In an inaugural session of the launching of the 2nd phase of the Investment Promotion and Financing Facility (IPFF) project finance minister AMA Muhith on Tuesday urged the private sector to invest over Tk 10 trillion as envisaged in the Sixth Five-Year Plan (SFYP).
“The private sector should consider how to develop their capacity of meeting the big challenge of investing over Tk 10 trillion during the plan (SFYP),” he said at the inaugural session of the launching of the 2nd phase of the Investment Promotion and Financing Facility (IPFF) project.
Bangladesh Bank Governor Dr Atiur Rahman and Finance Division Secretary Dr Mohammad Tareque also spoke at the session as special guests. World Bank’s acting country director Tahseen Sayed was the guest of honour while IPFF project director Shitangshu Kumar Sur Chowdhury gave the welcome address.
Speaking as the chief guest, the finance minister said the challenge ahead of the country for the SFYP is much bigger as it projected an investment of over Tk 13 trillion over the five years of the plan period beginning from June 2010.
“Of the required investment of more than Tk 13 trillion, only Tk 3 trillion will come from the public sector while over Tk 10 trillion is required from the private sector to implement the plan,” he added.
He observed that the IPFF project would have to mobilise such huge private sector investment although so far it could generate only some small investments.
Muhith said they are trying to stabilise the stock market as well as to mobilise the equity for future investments.
He noted that before an investment project gets approval, three things would have to be ensured – the project should be technically sound and financially viable, and the contract legally acceptable.
Atiur Rahman said a Tk 4.22 billion allocation for the first phase of the IPFF, initiated in 2006, has been utilised fully in financing the Participating Financial Institutions (PFIs) for their lending to seven private sector power generation plants adding 178 MW of power to the national grid.
He also added that the 2nd phase of the IPFF is going to be larger, with the World Bank and the government contributing US$ 250 million and taka equivalent of $ 50 million respectively in lending funds and another $ 7 million coming from the World Bank as technical assistance.

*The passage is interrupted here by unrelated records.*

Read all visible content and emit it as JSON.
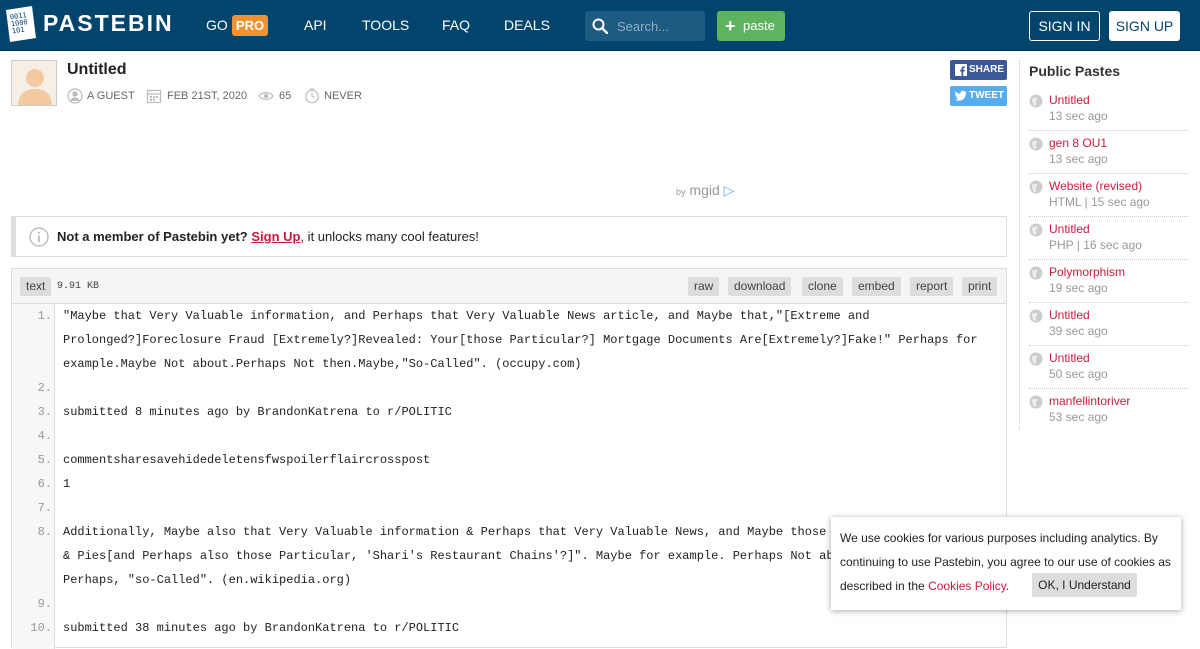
{
  "header": {
    "logo_text": "PASTEBIN",
    "nav": {
      "go": "GO",
      "pro": "PRO",
      "api": "API",
      "tools": "TOOLS",
      "faq": "FAQ",
      "deals": "DEALS"
    },
    "search_placeholder": "Search...",
    "paste_label": "paste",
    "sign_in": "SIGN IN",
    "sign_up": "SIGN UP"
  },
  "paste": {
    "title": "Untitled",
    "author": "A GUEST",
    "date": "FEB 21ST, 2020",
    "views": "65",
    "expiry": "NEVER",
    "share": "SHARE",
    "tweet": "TWEET"
  },
  "ad": {
    "by": "by",
    "brand": "mgid"
  },
  "notice": {
    "bold": "Not a member of Pastebin yet?",
    "link": "Sign Up",
    "rest": ", it unlocks many cool features!"
  },
  "code": {
    "syntax": "text",
    "size": "9.91 KB",
    "actions": [
      "raw",
      "download",
      "clone",
      "embed",
      "report",
      "print"
    ],
    "line_numbers": [
      "1.",
      "2.",
      "3.",
      "4.",
      "5.",
      "6.",
      "7.",
      "8.",
      "9.",
      "10."
    ],
    "lines": [
      "\"Maybe that Very Valuable information, and Perhaps that Very Valuable News article, and Maybe that,\"[Extreme and",
      "Prolonged?]Foreclosure Fraud [Extremely?]Revealed: Your[those Particular?] Mortgage Documents Are[Extremely?]Fake!\" Perhaps for",
      "example.Maybe Not about.Perhaps Not then.Maybe,\"So-Called\". (occupy.com)",
      "",
      "submitted 8 minutes ago by BrandonKatrena to r/POLITIC",
      "",
      "commentsharesavehidedeletensfwspoilerflaircrosspost",
      "1",
      "",
      "Additionally, Maybe also that Very Valuable information & Perhaps that Very Valuable News, and Maybe those Par",
      "& Pies[and Perhaps also those Particular, 'Shari's Restaurant Chains'?]\". Maybe for example. Perhaps Not about",
      "Perhaps, \"so-Called\". (en.wikipedia.org)",
      "",
      "submitted 38 minutes ago by BrandonKatrena to r/POLITIC"
    ]
  },
  "sidebar": {
    "title": "Public Pastes",
    "items": [
      {
        "name": "Untitled",
        "meta": "13 sec ago"
      },
      {
        "name": "gen 8 OU1",
        "meta": "13 sec ago"
      },
      {
        "name": "Website (revised)",
        "meta": "HTML | 15 sec ago"
      },
      {
        "name": "Untitled",
        "meta": "PHP | 16 sec ago"
      },
      {
        "name": "Polymorphism",
        "meta": "19 sec ago"
      },
      {
        "name": "Untitled",
        "meta": "39 sec ago"
      },
      {
        "name": "Untitled",
        "meta": "50 sec ago"
      },
      {
        "name": "manfellintoriver",
        "meta": "53 sec ago"
      }
    ]
  },
  "cookie": {
    "text": "We use cookies for various purposes including analytics. By continuing to use Pastebin, you agree to our use of cookies as described in the ",
    "link": "Cookies Policy",
    "after": ".",
    "ok": "OK, I Understand"
  },
  "colors": {
    "header_bg": "#02456c",
    "pro": "#f3912f",
    "paste_btn": "#5eb45e",
    "link": "#c71c3f"
  }
}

“The IPFF is thus of particular significance for our efforts of accelerating our economic growth, redressing deficiencies in physical infrastructure to facilitate and hasten new investments in manufacturing, services and commercial farming,” he added.
Finance Division Secretary Dr Mohammad Tareque termed “under investment in physical infrastructure” as the main constraint in Bangladesh’s dream to go for a higher path of growth in the next 10 years.
He opined that the IPFF will be a real success if capacity building is ensured within the private sector, financial sectors and investors themselves.
Tahseen Sayed, the acting country director of the World Bank, said though financing the huge programmes or projects, they are often criticised as the results are not evident.
Saying that the government’s steps are in the right direction for the Public-Private-Partnership (PPP) initiative, she said the PPP could work to fill the huge infrastructural gaps in the country.
Bangladesh Bank is implementing the IPFF project under the Finance Division, providing fund for financing PPP ventures in a wide range of infrastructure sectors.
So far, the IPFF project has provided Tk 422.33 crore to increase total power capacity in Bangladesh adding 178 MW to the national grid.
Under the 2nd phase of the IPFF project, Tk 2,100 crore ($ 300 million) is available for financing the eligible PPP projects